That’s the bare bones of the plot, and it would be interesting enough on its own, but Byatt really shines in her pitch-perfect historical ventriloquism. Christabel LaMotte sounds like a British Emily Dickinson; Randolph Ash totally believable in the mode of Wordsworth or Coleridge; Christabel’s cousin Sabine a real, breathless young Frenchwoman dying to escape her solitude for a fashionable life of letters. And then there are the contemporary characters: Roland and Maud, Roland’s resentful and perpetually disappointed girlfriend Val, the American contingent of Mortimer Cropper and Leonora Stern, the dry scotch presence of James Blackadder and flustered, frustrated Beatrice Nest — all ring true in their own voices and actions.

Beyond that, Byatt weaves so many thematic threads and parallels between the two stories that I have trouble keeping track of them, and on every re-read I  (seem to) encounter another for the first time. A major theme is that of biography: what it can and can’t account for, the way biographer and subject can seem to possess (or be possessed by) each other, its status as a kind of figurative grave-robbing. There is the power of the written word to conceal or reveal, and its consequent limitations (if it wasn’t written down, did it really happen?). There are questions of faith vs. myth, especially in the 1850s storyline as its characters grapple with the Enlightenment, the aftermath of The Origin of Species, and the like. There are resurrection themes, women-as-spiders, archetypal characters and lives, the strengths and limitations of Freudian readings of texts, academic competition, academia vs. media, and — yes — actual grave robbing (though I will not tell you whose, or by whom). It is such an astonishingly dense text — not just in its length, but in the sheer amount that Byatt is doing. And I say this knowing that there is still much that is obscure to me.

One of these obscurities — for me — is Byatt’s use of colour. She is very deliberate in her descriptions, detailing shape, colour, and line with as much precision as the written word allows, and giving particular attention to what her characters are wearing. I can see that she’s doing something with this, but I am not a visual thinker and the meaning eludes me. But I was drawn, this reading, to notice the repetition of green and gold together; there is green and gold all throughout Ash’s poem In the Garden of Proserpina, both Maude and Christabel are golden-haired and dress in green, and so on. There is something being conveyed about brightness and freshness, but also the mysterious and closed-off. I wish I understood better what her use of colour signifies.

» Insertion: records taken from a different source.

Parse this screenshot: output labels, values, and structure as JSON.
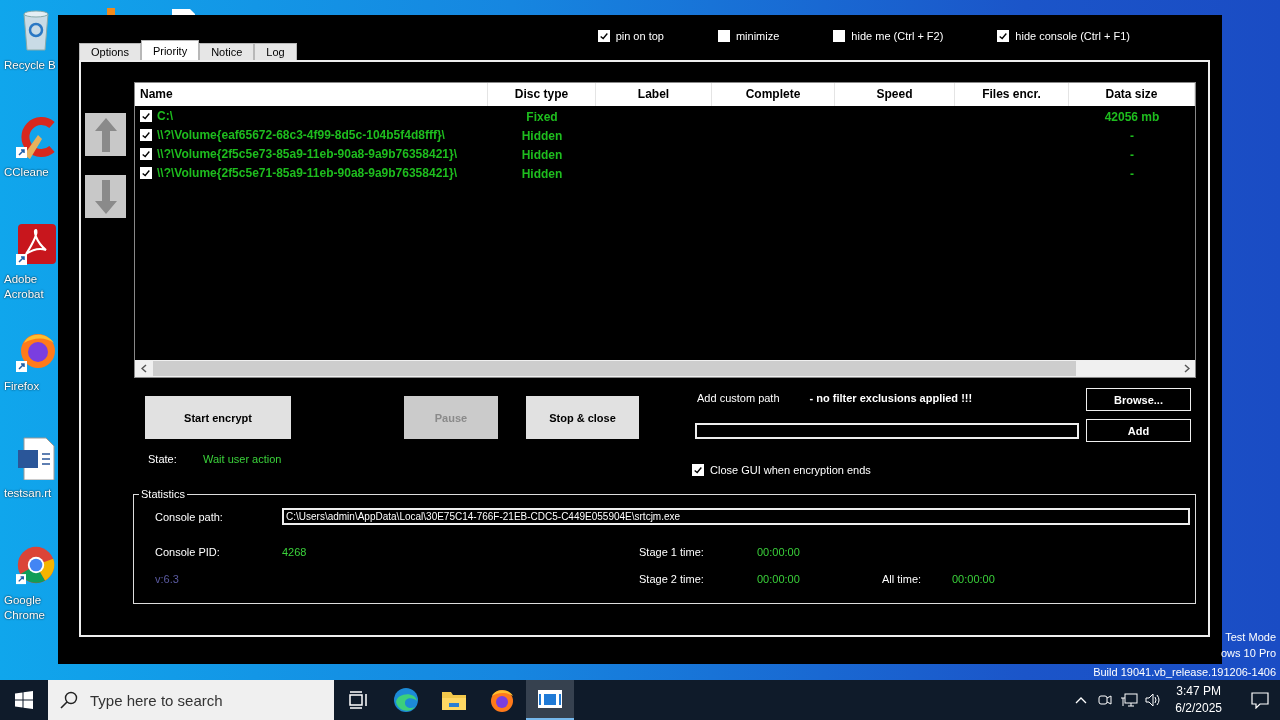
{
  "desktop": {
    "icons": [
      {
        "kind": "bin",
        "lines": [
          "Recycle B"
        ]
      },
      {
        "kind": "cleaner",
        "lines": [
          "CCleane"
        ]
      },
      {
        "kind": "pdf",
        "lines": [
          "Adobe",
          "Acrobat"
        ]
      },
      {
        "kind": "fox",
        "lines": [
          "Firefox"
        ]
      },
      {
        "kind": "doc",
        "lines": [
          "testsan.rt"
        ]
      },
      {
        "kind": "chrome",
        "lines": [
          "Google",
          "Chrome"
        ]
      }
    ],
    "system_text": [
      "Test Mode",
      "ows 10 Pro",
      "Build 19041.vb_release.191206-1406"
    ]
  },
  "window": {
    "tabs": [
      {
        "label": "Options",
        "selected": false
      },
      {
        "label": "Priority",
        "selected": true
      },
      {
        "label": "Notice",
        "selected": false
      },
      {
        "label": "Log",
        "selected": false
      }
    ],
    "options": [
      {
        "label": "pin on top",
        "checked": true
      },
      {
        "label": "minimize",
        "checked": false
      },
      {
        "label": "hide me (Ctrl + F2)",
        "checked": false
      },
      {
        "label": "hide console (Ctrl + F1)",
        "checked": true
      }
    ],
    "table": {
      "columns": [
        "Name",
        "Disc type",
        "Label",
        "Complete",
        "Speed",
        "Files encr.",
        "Data size"
      ],
      "rows": [
        {
          "checked": true,
          "name": "C:\\",
          "disc_type": "Fixed",
          "data_size": "42056 mb"
        },
        {
          "checked": true,
          "name": "\\\\?\\Volume{eaf65672-68c3-4f99-8d5c-104b5f4d8fff}\\",
          "disc_type": "Hidden",
          "data_size": "-"
        },
        {
          "checked": true,
          "name": "\\\\?\\Volume{2f5c5e73-85a9-11eb-90a8-9a9b76358421}\\",
          "disc_type": "Hidden",
          "data_size": "-"
        },
        {
          "checked": true,
          "name": "\\\\?\\Volume{2f5c5e71-85a9-11eb-90a8-9a9b76358421}\\",
          "disc_type": "Hidden",
          "data_size": "-"
        }
      ]
    },
    "buttons": [
      {
        "label": "Start encrypt",
        "disabled": false
      },
      {
        "label": "Pause",
        "disabled": true
      },
      {
        "label": "Stop & close",
        "disabled": false
      }
    ],
    "state": {
      "label": "State:",
      "value": "Wait user action"
    },
    "custom_path": {
      "label": "Add custom path",
      "warning": "- no filter exclusions applied !!!",
      "browse": "Browse...",
      "add": "Add"
    },
    "close_gui": {
      "label": "Close GUI when encryption ends",
      "checked": true
    },
    "statistics": {
      "title": "Statistics",
      "console_path_label": "Console path:",
      "console_path": "C:\\Users\\admin\\AppData\\Local\\30E75C14-766F-21EB-CDC5-C449E055904E\\srtcjm.exe",
      "console_pid_label": "Console PID:",
      "console_pid": "4268",
      "version": "v:6.3",
      "stage1_label": "Stage 1 time:",
      "stage1": "00:00:00",
      "stage2_label": "Stage 2 time:",
      "stage2": "00:00:00",
      "all_time_label": "All time:",
      "all_time": "00:00:00"
    }
  },
  "taskbar": {
    "search_placeholder": "Type here to search",
    "apps": [
      {
        "kind": "taskview",
        "selected": false
      },
      {
        "kind": "edge",
        "selected": false
      },
      {
        "kind": "folder",
        "selected": false
      },
      {
        "kind": "fox",
        "selected": false
      },
      {
        "kind": "window",
        "selected": true
      }
    ],
    "clock": {
      "time": "3:47 PM",
      "date": "6/2/2025"
    }
  }
}
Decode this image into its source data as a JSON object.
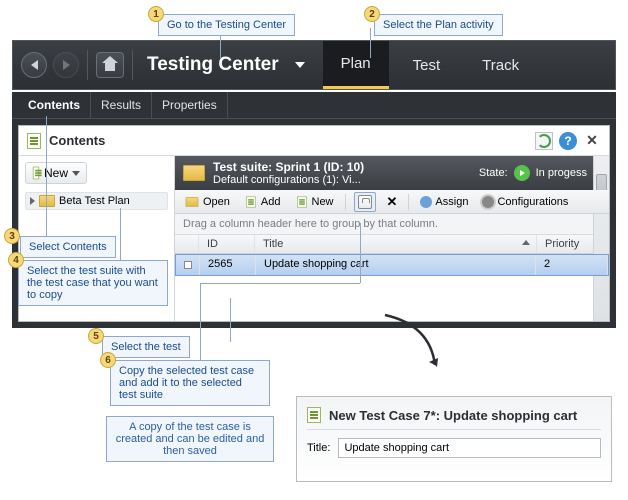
{
  "callouts": {
    "c1": "Go to the Testing Center",
    "c2": "Select the Plan activity",
    "c3": "Select Contents",
    "c4": "Select the test suite with the test case that you want to copy",
    "c5": "Select the test",
    "c6": "Copy the selected test case and add it to the selected test suite",
    "note": "A copy of the test case is created and can be edited and then saved"
  },
  "badges": {
    "b1": "1",
    "b2": "2",
    "b3": "3",
    "b4": "4",
    "b5": "5",
    "b6": "6"
  },
  "ribbon": {
    "center_title": "Testing Center",
    "tabs": {
      "plan": "Plan",
      "test": "Test",
      "track": "Track"
    }
  },
  "subtabs": {
    "contents": "Contents",
    "results": "Results",
    "properties": "Properties"
  },
  "panel": {
    "title": "Contents",
    "new_btn": "New",
    "tree_item": "Beta Test Plan"
  },
  "suite": {
    "title": "Test suite:  Sprint 1 (ID: 10)",
    "subtitle": "Default configurations (1): Vi...",
    "state_label": "State:",
    "state_value": "In progess"
  },
  "toolbar": {
    "open": "Open",
    "add": "Add",
    "new": "New",
    "delete": "✕",
    "assign": "Assign",
    "config": "Configurations"
  },
  "grid": {
    "group_hint": "Drag a column header here to group by that column.",
    "cols": {
      "id": "ID",
      "title": "Title",
      "priority": "Priority"
    },
    "row": {
      "id": "2565",
      "title": "Update shopping cart",
      "priority": "2"
    }
  },
  "newcase": {
    "header": "New Test Case 7*: Update shopping cart",
    "title_label": "Title:",
    "title_value": "Update shopping cart"
  }
}
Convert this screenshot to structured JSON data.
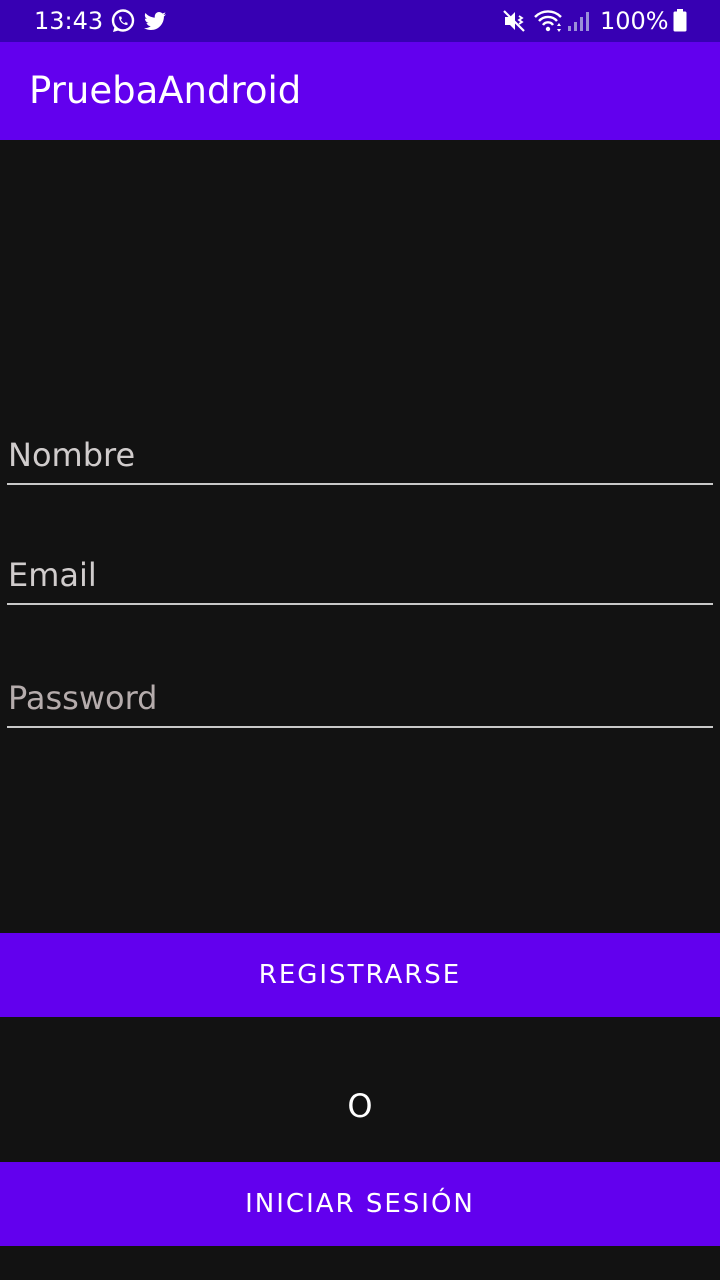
{
  "status_bar": {
    "time": "13:43",
    "battery": "100%",
    "icons": [
      "whatsapp-icon",
      "twitter-icon",
      "mute-vibrate-icon",
      "wifi-icon",
      "signal-icon",
      "battery-icon"
    ]
  },
  "app_bar": {
    "title": "PruebaAndroid"
  },
  "form": {
    "name_placeholder": "Nombre",
    "email_placeholder": "Email",
    "password_placeholder": "Password"
  },
  "actions": {
    "register_label": "REGISTRARSE",
    "or_label": "O",
    "login_label": "INICIAR SESIÓN"
  },
  "colors": {
    "primary": "#6200ee",
    "primary_dark": "#3700b3",
    "background": "#121212",
    "text": "#ffffff"
  }
}
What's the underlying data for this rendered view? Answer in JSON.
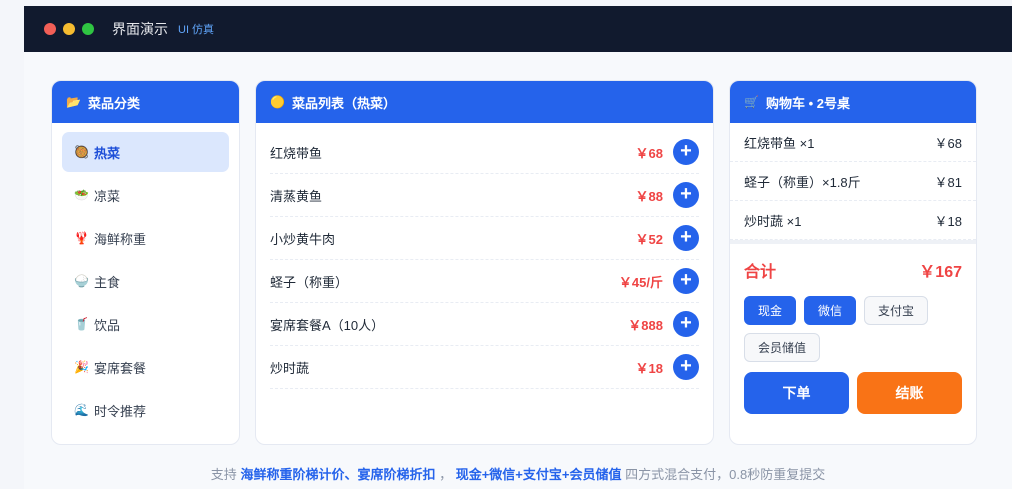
{
  "window": {
    "title": "界面演示",
    "subtitle": "UI 仿真"
  },
  "categories": {
    "header": "菜品分类",
    "header_icon": "📂",
    "items": [
      {
        "label": "热菜",
        "icon": "🥘",
        "active": true
      },
      {
        "label": "凉菜",
        "icon": "🥗",
        "active": false
      },
      {
        "label": "海鲜称重",
        "icon": "🦞",
        "active": false
      },
      {
        "label": "主食",
        "icon": "🍚",
        "active": false
      },
      {
        "label": "饮品",
        "icon": "🥤",
        "active": false
      },
      {
        "label": "宴席套餐",
        "icon": "🎉",
        "active": false
      },
      {
        "label": "时令推荐",
        "icon": "🌊",
        "active": false
      }
    ]
  },
  "dishes": {
    "header": "菜品列表（热菜）",
    "header_icon": "🟡",
    "add_symbol": "+",
    "items": [
      {
        "name": "红烧带鱼",
        "price": "￥68"
      },
      {
        "name": "清蒸黄鱼",
        "price": "￥88"
      },
      {
        "name": "小炒黄牛肉",
        "price": "￥52"
      },
      {
        "name": "蛏子（称重）",
        "price": "￥45/斤"
      },
      {
        "name": "宴席套餐A（10人）",
        "price": "￥888"
      },
      {
        "name": "炒时蔬",
        "price": "￥18"
      }
    ]
  },
  "cart": {
    "header": "购物车 • 2号桌",
    "header_icon": "🛒",
    "items": [
      {
        "name": "红烧带鱼 ×1",
        "amount": "￥68"
      },
      {
        "name": "蛏子（称重）×1.8斤",
        "amount": "￥81"
      },
      {
        "name": "炒时蔬 ×1",
        "amount": "￥18"
      }
    ],
    "total_label": "合计",
    "total_value": "￥167",
    "payments": [
      {
        "label": "现金",
        "selected": true
      },
      {
        "label": "微信",
        "selected": true
      },
      {
        "label": "支付宝",
        "selected": false
      },
      {
        "label": "会员储值",
        "selected": false
      }
    ],
    "order_label": "下单",
    "checkout_label": "结账"
  },
  "footer": {
    "prefix": "支持",
    "highlight1": "海鲜称重阶梯计价、宴席阶梯折扣",
    "sep": "，",
    "highlight2": "现金+微信+支付宝+会员储值",
    "suffix": "四方式混合支付，0.8秒防重复提交"
  },
  "colors": {
    "accent": "#2563eb",
    "price": "#ef4444",
    "checkout": "#f97316",
    "titlebar": "#111a2e"
  }
}
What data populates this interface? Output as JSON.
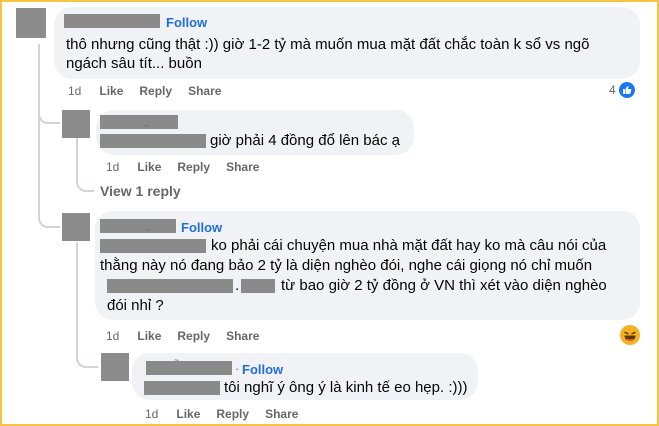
{
  "labels": {
    "follow": "Follow",
    "like": "Like",
    "reply": "Reply",
    "share": "Share",
    "dot": "·"
  },
  "comments": [
    {
      "timestamp": "1d",
      "lines": [
        "thô nhưng cũng thật :)) giờ 1-2 tỷ mà muốn mua mặt đất chắc toàn k sổ vs ngõ",
        "ngách sâu tít... buồn"
      ],
      "reaction_count": "4",
      "reaction_icon": "like-icon"
    },
    {
      "timestamp": "1d",
      "lines": [
        "giờ phải 4 đồng đổ lên bác ạ"
      ],
      "view_replies": "View 1 reply"
    },
    {
      "timestamp": "1d",
      "lines": [
        "ko phải cái chuyện mua nhà mặt đất hay ko mà câu nói của",
        "thằng này nó đang bảo 2 tỷ là diện nghèo đói, nghe cái giọng nó chỉ muốn",
        ".",
        "từ bao giờ 2 tỷ đồng ở VN thì xét vào diện nghèo",
        "đói nhỉ ?"
      ],
      "reaction_icon": "haha-icon"
    },
    {
      "timestamp": "1d",
      "lines": [
        "tôi nghĩ ý ông ý là kinh tế eo hẹp. :)))"
      ]
    }
  ],
  "colors": {
    "bubble": "#f0f2f5",
    "follow": "#216fdb",
    "meta": "#65676b",
    "like": "#1877f2",
    "haha": "#f7b125"
  }
}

Perhaps it will come to me when I read Possession again next November. I will be reading it next November; I suspect that I will be reading it for the rest of my life.